Now it’s time to shine the spotlight on our intrepid Information Providers (for previous entries in this series of librarian character types, click here, here, here, here, here, here, and here). As I wrote about in my previous post in this series, I used to combine this category with the Comic Relief librarians, entitled “The Librarian Who Provides Information or Humor.” Yep, telling the truth when I was said I was bad with titles.
Their role seems pretty self-explanatory: supporting or minor characters who provide information — or misinformation — to a character.
Take the film All the President’s Men (1976), which includes a trio of Information Providers. One librarian, a female, is heard only over the phone; with her frightened manner of supplying the wrong information, she helps heighten the tension of the Watergate scandal at the center of the film. Contrast her role’s purpose with the two other Information Providers in the film: two male librarians, one Caucasian and one African-American, both of whom work in the Library of Congress. The white male is, shall we say, reluctant to help the two reporters, but the African-American librarian’s helpful research spurs the two reporters on their successful trail to uncovering the Watergate story. The two male librarians are both more helpful than the untruthful female librarian in the film.
The Information Provider character type may also simply provide information to the audience, such as helping to establish:
- a library setting
- information crucial to the plot
- insight into a main character
- social attitudes
For example, the library scene in A Tree Grows in Brooklyn highlights the diligence and intelligence of little Francie (Peggy Ann Garner), and in Bed of Roses, Lewis Farrell’s (Christian Slater) friendship with the children’s librarian at the local public library reveals his character’s inner sensitivity.
In Philadelphia (see film clip below), Tracey Walter plays a librarian who gives main character, Andrew Beckett (Tom Hanks), a book about HIV discrimination and proceeds to ask if he wants a private room. After Andrew’s refusal, Walter is almost rude in his insistence, demonstrating his (and society’s) discrimination. This brief role helps turn the audience’s sympathy even more toward Andrew, and the movie relies on this sympathy to move the plot forward.
Physically, Information Providers are the most diverse of all the character types, spanning ages, clothing styles, gender and ethnicities.
The Information Providers are also the most identified with occupational tasks, such as shelving, filing, stamping, pushing carts, checking out books, etc. The tasks and props usually included in a reel library setting are most associated in real life with library assistants or technicians.
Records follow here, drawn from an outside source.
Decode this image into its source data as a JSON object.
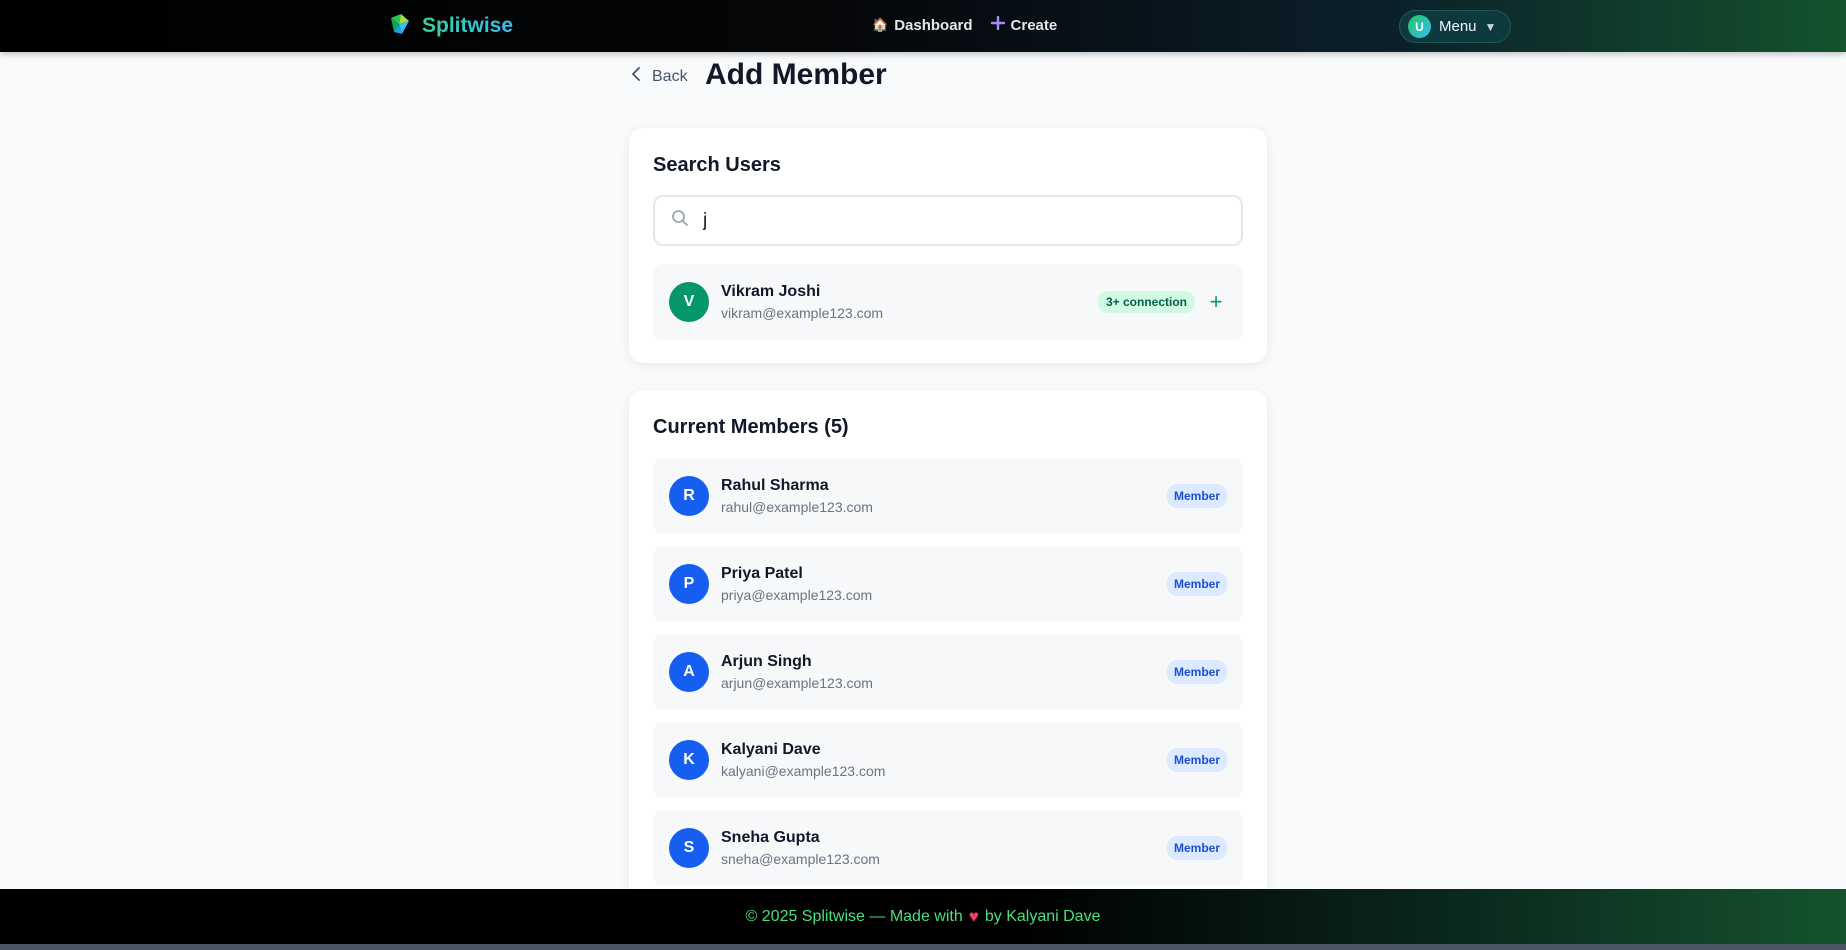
{
  "nav": {
    "brand": "Splitwise",
    "links": [
      {
        "icon": "🏠",
        "label": "Dashboard"
      },
      {
        "icon": "+",
        "label": "Create"
      }
    ],
    "menu": {
      "avatar_initial": "U",
      "label": "Menu"
    }
  },
  "header": {
    "back_label": "Back",
    "title": "Add Member"
  },
  "search": {
    "title": "Search Users",
    "query": "j",
    "result": {
      "initial": "V",
      "name": "Vikram Joshi",
      "email": "vikram@example123.com",
      "badge": "3+ connection",
      "add_label": "+"
    }
  },
  "members": {
    "title": "Current Members (5)",
    "badge_label": "Member",
    "items": [
      {
        "initial": "R",
        "name": "Rahul Sharma",
        "email": "rahul@example123.com"
      },
      {
        "initial": "P",
        "name": "Priya Patel",
        "email": "priya@example123.com"
      },
      {
        "initial": "A",
        "name": "Arjun Singh",
        "email": "arjun@example123.com"
      },
      {
        "initial": "K",
        "name": "Kalyani Dave",
        "email": "kalyani@example123.com"
      },
      {
        "initial": "S",
        "name": "Sneha Gupta",
        "email": "sneha@example123.com"
      }
    ]
  },
  "footer": {
    "prefix": "© 2025 Splitwise — Made with",
    "heart": "♥",
    "suffix": "by Kalyani Dave"
  },
  "colors": {
    "accent_green": "#059669",
    "member_blue": "#155eef",
    "footer_text": "#4ade80"
  }
}
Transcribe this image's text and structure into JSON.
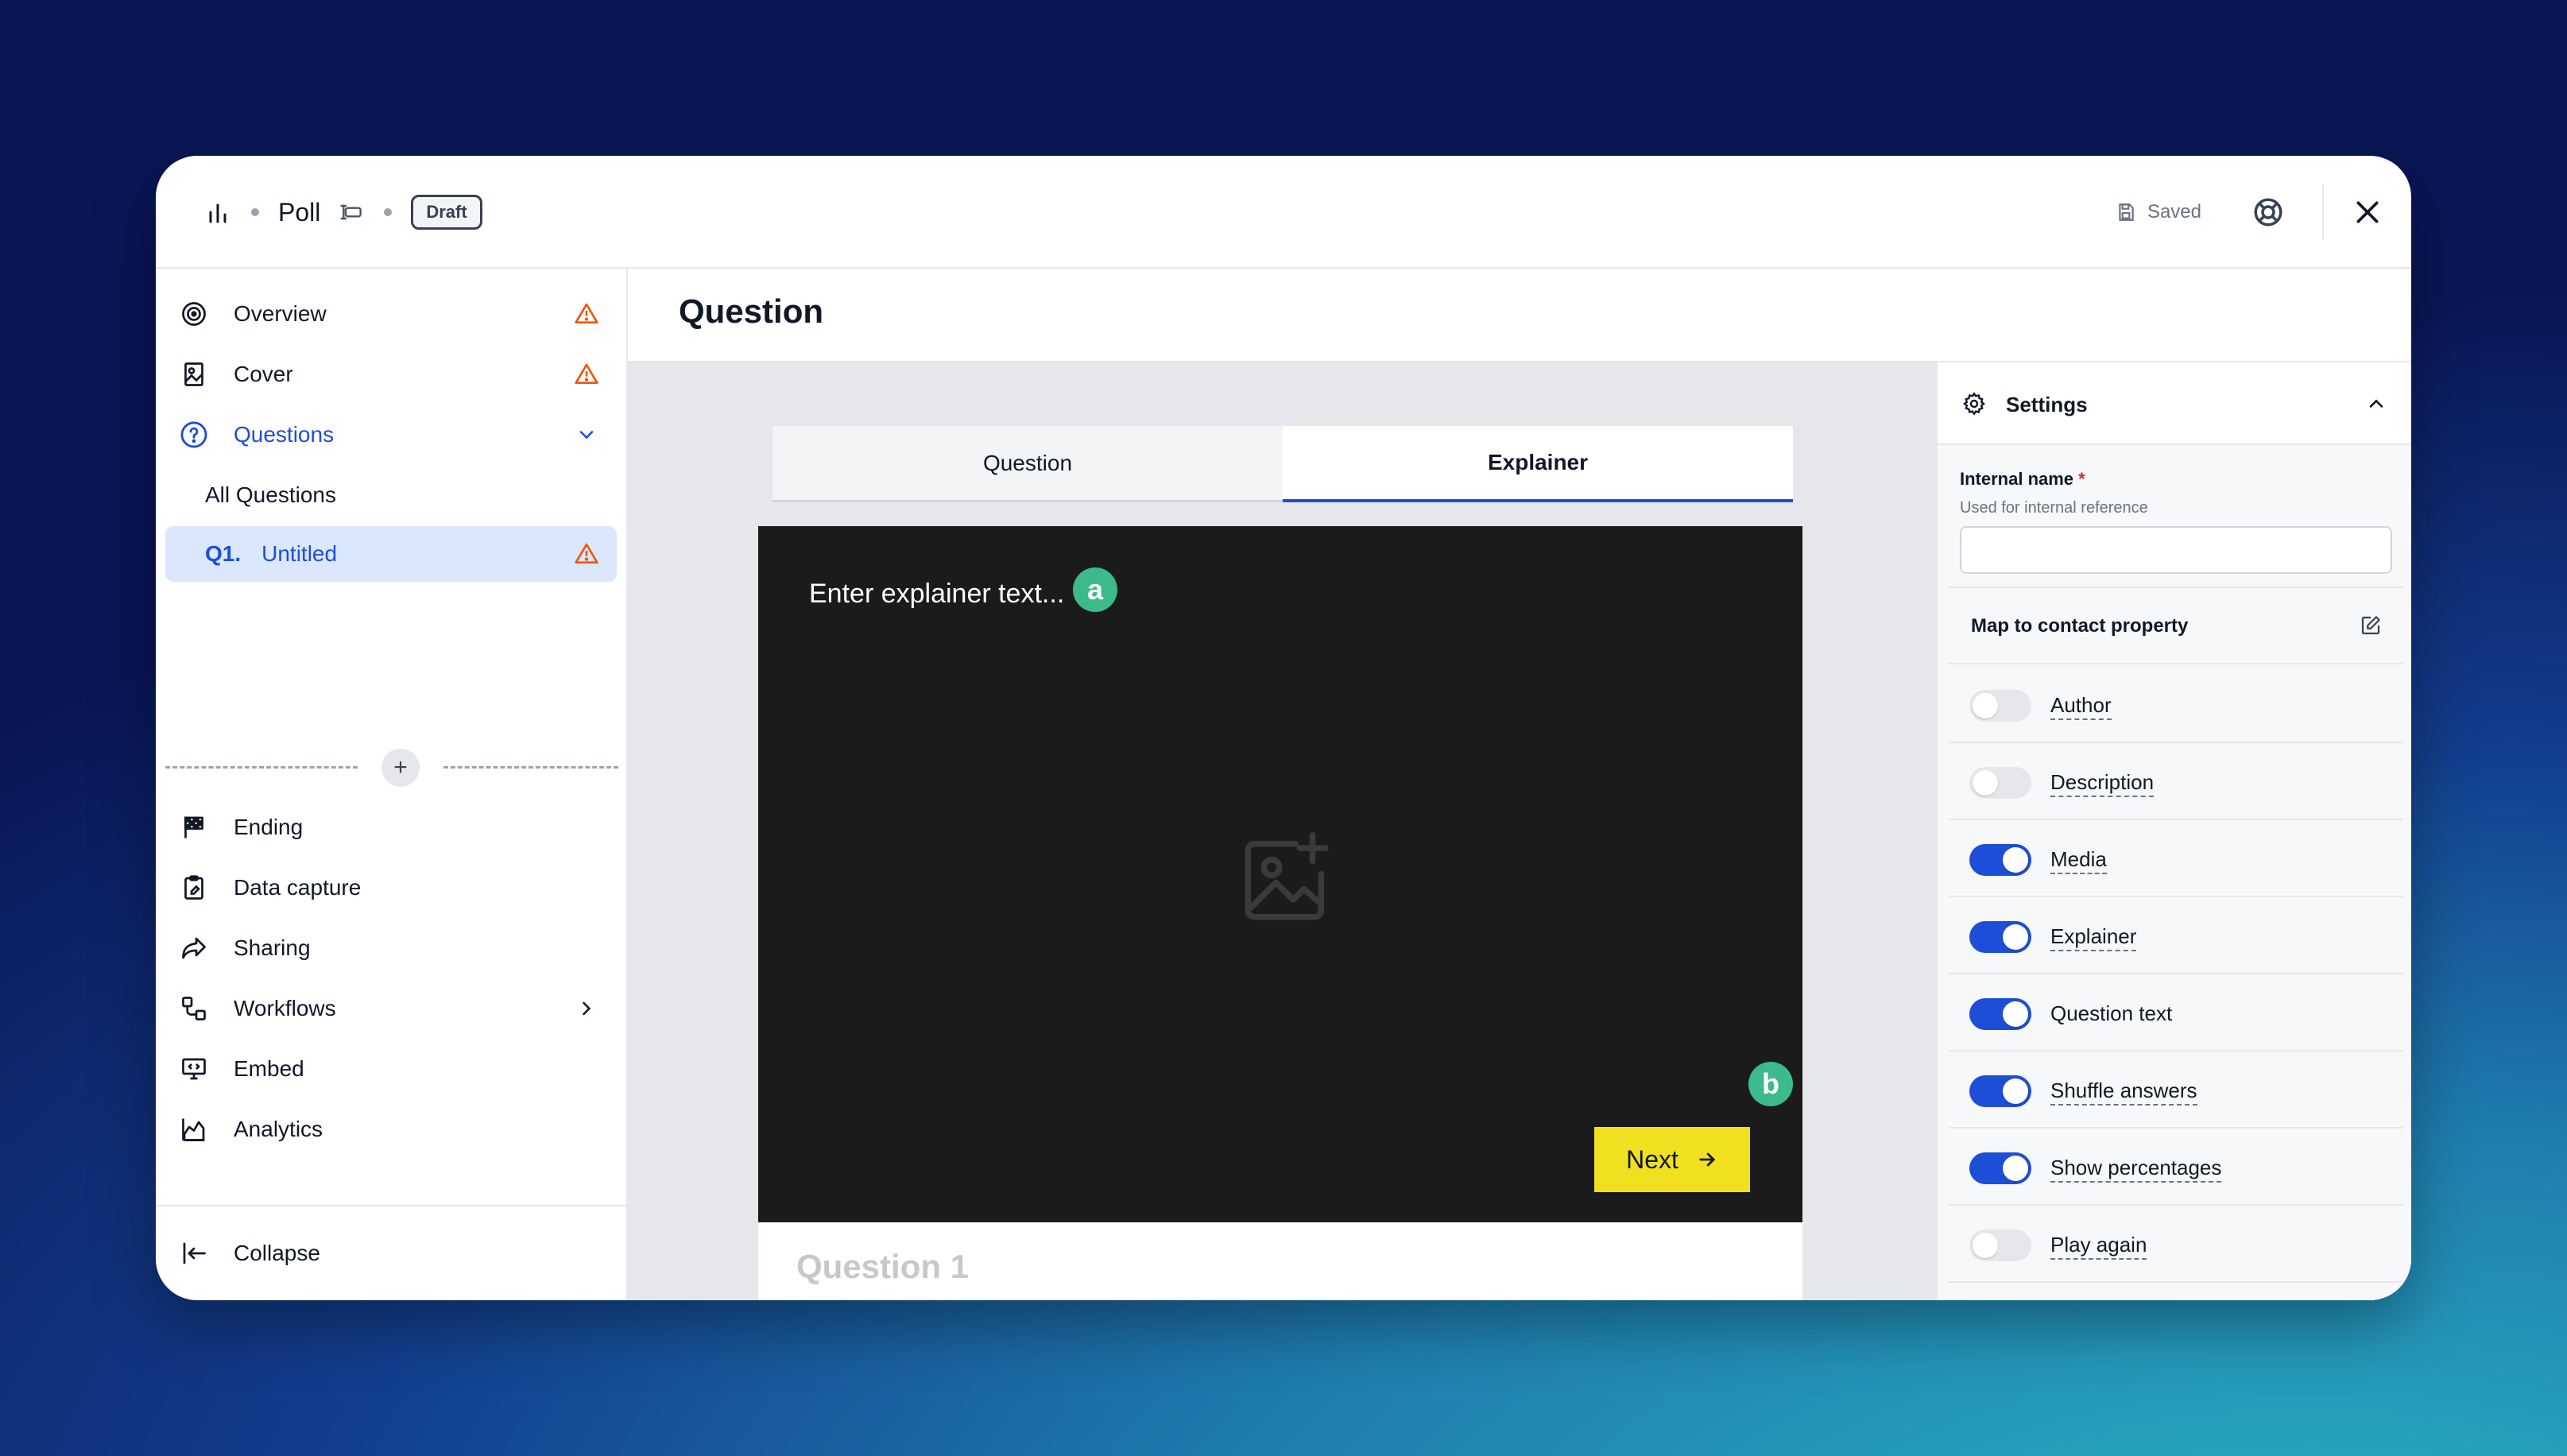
{
  "header": {
    "app_title": "Poll",
    "status_badge": "Draft",
    "saved_label": "Saved"
  },
  "sidebar": {
    "items": [
      {
        "label": "Overview",
        "icon": "target-icon",
        "warning": true
      },
      {
        "label": "Cover",
        "icon": "image-portrait-icon",
        "warning": true
      },
      {
        "label": "Questions",
        "icon": "question-circle-icon",
        "expanded": true
      }
    ],
    "sub_items": {
      "all_questions": "All Questions",
      "selected_number": "Q1.",
      "selected_label": "Untitled"
    },
    "more_items": [
      {
        "label": "Ending",
        "icon": "checkered-flag-icon"
      },
      {
        "label": "Data capture",
        "icon": "clipboard-icon"
      },
      {
        "label": "Sharing",
        "icon": "share-arrow-icon"
      },
      {
        "label": "Workflows",
        "icon": "workflow-icon"
      },
      {
        "label": "Embed",
        "icon": "embed-monitor-icon"
      },
      {
        "label": "Analytics",
        "icon": "analytics-chart-icon"
      }
    ],
    "collapse_label": "Collapse"
  },
  "main": {
    "page_title": "Question",
    "tabs": [
      "Question",
      "Explainer"
    ],
    "active_tab": "Explainer",
    "preview": {
      "placeholder_text": "Enter explainer text...",
      "badge_a": "a",
      "badge_b": "b",
      "next_label": "Next",
      "question_heading": "Question 1",
      "next_color": "#f0e020"
    }
  },
  "settings": {
    "title": "Settings",
    "internal_name_label": "Internal name",
    "required_mark": "*",
    "internal_name_hint": "Used for internal reference",
    "internal_name_value": "",
    "map_label": "Map to contact property",
    "toggles": [
      {
        "label": "Author",
        "on": false
      },
      {
        "label": "Description",
        "on": false
      },
      {
        "label": "Media",
        "on": true
      },
      {
        "label": "Explainer",
        "on": true
      },
      {
        "label": "Question text",
        "on": true
      },
      {
        "label": "Shuffle answers",
        "on": true
      },
      {
        "label": "Show percentages",
        "on": true
      },
      {
        "label": "Play again",
        "on": false
      }
    ]
  },
  "colors": {
    "accent": "#1d4ed8",
    "warning": "#ea580c",
    "badge_green": "#3dba8c"
  }
}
See my post on library education and job duties.
There are so many examples of Information Providers that although they make up the majority of reel librarian roles, they are the least important roles overall of librarians in film, at least according to screen time. Makes sense, then, that they are almost exclusively ensconced in the Class III or Class IV film categories.
For my money, the most informative Information Provider ever onscreen — so far — would have to be Vox from the 2002 remake of The Time Machine. In his time travels, a disillusioned inventor (Guy Pearce) encounters Vox (Orland Jones), a holographic librarian who supplies him with information about time travel and the history and evolution of the planet and its population. Vox is truly informative, but he also embodies the library itself. Hundreds of thousands of years later, Vox IS the library, literally all that remains of the “compendium of all human knowledge.”
Next up in our series, we’ll be peeking in on the Naughty Librarians. Stay tuned!